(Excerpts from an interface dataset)
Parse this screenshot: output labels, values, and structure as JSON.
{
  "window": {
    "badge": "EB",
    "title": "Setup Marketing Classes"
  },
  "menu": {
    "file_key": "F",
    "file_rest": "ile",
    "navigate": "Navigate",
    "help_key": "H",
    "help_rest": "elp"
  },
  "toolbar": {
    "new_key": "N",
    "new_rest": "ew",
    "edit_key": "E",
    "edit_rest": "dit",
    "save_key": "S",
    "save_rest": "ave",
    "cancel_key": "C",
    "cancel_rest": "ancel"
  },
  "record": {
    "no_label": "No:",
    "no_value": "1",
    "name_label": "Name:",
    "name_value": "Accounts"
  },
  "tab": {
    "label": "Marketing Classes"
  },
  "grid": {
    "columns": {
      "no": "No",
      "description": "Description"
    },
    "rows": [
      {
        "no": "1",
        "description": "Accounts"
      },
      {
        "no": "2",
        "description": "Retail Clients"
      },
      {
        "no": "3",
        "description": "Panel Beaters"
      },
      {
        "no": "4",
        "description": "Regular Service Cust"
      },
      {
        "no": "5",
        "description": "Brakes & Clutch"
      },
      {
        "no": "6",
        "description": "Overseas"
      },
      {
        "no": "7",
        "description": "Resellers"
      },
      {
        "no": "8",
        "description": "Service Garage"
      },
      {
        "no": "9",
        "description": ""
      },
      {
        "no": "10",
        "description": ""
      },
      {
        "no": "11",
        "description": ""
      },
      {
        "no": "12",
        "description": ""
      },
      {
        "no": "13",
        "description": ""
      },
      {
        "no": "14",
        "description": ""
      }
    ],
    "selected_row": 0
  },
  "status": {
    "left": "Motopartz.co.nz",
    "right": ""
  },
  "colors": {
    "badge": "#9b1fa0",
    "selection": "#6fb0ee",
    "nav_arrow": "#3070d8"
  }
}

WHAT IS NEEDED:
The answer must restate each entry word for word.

RESPONSE TO THE TASK:
Parse this screenshot: output labels, values, and structure as JSON.
{
  "window": {
    "badge": "EB",
    "title": "Setup Marketing Classes"
  },
  "menu": {
    "file_key": "F",
    "file_rest": "ile",
    "navigate": "Navigate",
    "help_key": "H",
    "help_rest": "elp"
  },
  "toolbar": {
    "new_key": "N",
    "new_rest": "ew",
    "edit_key": "E",
    "edit_rest": "dit",
    "save_key": "S",
    "save_rest": "ave",
    "cancel_key": "C",
    "cancel_rest": "ancel"
  },
  "record": {
    "no_label": "No:",
    "no_value": "1",
    "name_label": "Name:",
    "name_value": "Accounts"
  },
  "tab": {
    "label": "Marketing Classes"
  },
  "grid": {
    "columns": {
      "no": "No",
      "description": "Description"
    },
    "rows": [
      {
        "no": "1",
        "description": "Accounts"
      },
      {
        "no": "2",
        "description": "Retail Clients"
      },
      {
        "no": "3",
        "description": "Panel Beaters"
      },
      {
        "no": "4",
        "description": "Regular Service Cust"
      },
      {
        "no": "5",
        "description": "Brakes & Clutch"
      },
      {
        "no": "6",
        "description": "Overseas"
      },
      {
        "no": "7",
        "description": "Resellers"
      },
      {
        "no": "8",
        "description": "Service Garage"
      },
      {
        "no": "9",
        "description": ""
      },
      {
        "no": "10",
        "description": ""
      },
      {
        "no": "11",
        "description": ""
      },
      {
        "no": "12",
        "description": ""
      },
      {
        "no": "13",
        "description": ""
      },
      {
        "no": "14",
        "description": ""
      }
    ],
    "selected_row": 0
  },
  "status": {
    "left": "Motopartz.co.nz",
    "right": ""
  },
  "colors": {
    "badge": "#9b1fa0",
    "selection": "#6fb0ee",
    "nav_arrow": "#3070d8"
  }
}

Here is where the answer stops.